DATA SHOWN below:
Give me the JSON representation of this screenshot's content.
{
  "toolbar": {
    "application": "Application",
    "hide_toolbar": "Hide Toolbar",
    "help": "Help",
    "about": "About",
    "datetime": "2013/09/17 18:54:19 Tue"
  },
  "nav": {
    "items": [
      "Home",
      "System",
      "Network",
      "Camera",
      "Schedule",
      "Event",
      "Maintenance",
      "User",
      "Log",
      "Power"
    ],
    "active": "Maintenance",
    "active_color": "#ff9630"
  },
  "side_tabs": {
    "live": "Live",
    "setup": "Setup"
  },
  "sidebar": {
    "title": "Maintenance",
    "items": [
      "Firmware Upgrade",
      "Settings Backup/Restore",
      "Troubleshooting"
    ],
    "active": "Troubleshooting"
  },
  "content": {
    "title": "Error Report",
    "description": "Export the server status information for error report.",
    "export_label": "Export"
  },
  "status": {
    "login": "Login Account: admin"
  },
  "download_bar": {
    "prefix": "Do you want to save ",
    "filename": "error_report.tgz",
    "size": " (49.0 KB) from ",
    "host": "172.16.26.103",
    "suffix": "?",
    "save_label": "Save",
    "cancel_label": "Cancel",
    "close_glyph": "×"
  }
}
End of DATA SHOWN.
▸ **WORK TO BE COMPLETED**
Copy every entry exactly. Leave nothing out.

▸ **SOLUTION FOR THIS PROBLEM**
Give me the JSON representation of this screenshot's content.
{
  "toolbar": {
    "application": "Application",
    "hide_toolbar": "Hide Toolbar",
    "help": "Help",
    "about": "About",
    "datetime": "2013/09/17 18:54:19 Tue"
  },
  "nav": {
    "items": [
      "Home",
      "System",
      "Network",
      "Camera",
      "Schedule",
      "Event",
      "Maintenance",
      "User",
      "Log",
      "Power"
    ],
    "active": "Maintenance",
    "active_color": "#ff9630"
  },
  "side_tabs": {
    "live": "Live",
    "setup": "Setup"
  },
  "sidebar": {
    "title": "Maintenance",
    "items": [
      "Firmware Upgrade",
      "Settings Backup/Restore",
      "Troubleshooting"
    ],
    "active": "Troubleshooting"
  },
  "content": {
    "title": "Error Report",
    "description": "Export the server status information for error report.",
    "export_label": "Export"
  },
  "status": {
    "login": "Login Account: admin"
  },
  "download_bar": {
    "prefix": "Do you want to save ",
    "filename": "error_report.tgz",
    "size": " (49.0 KB) from ",
    "host": "172.16.26.103",
    "suffix": "?",
    "save_label": "Save",
    "cancel_label": "Cancel",
    "close_glyph": "×"
  }
}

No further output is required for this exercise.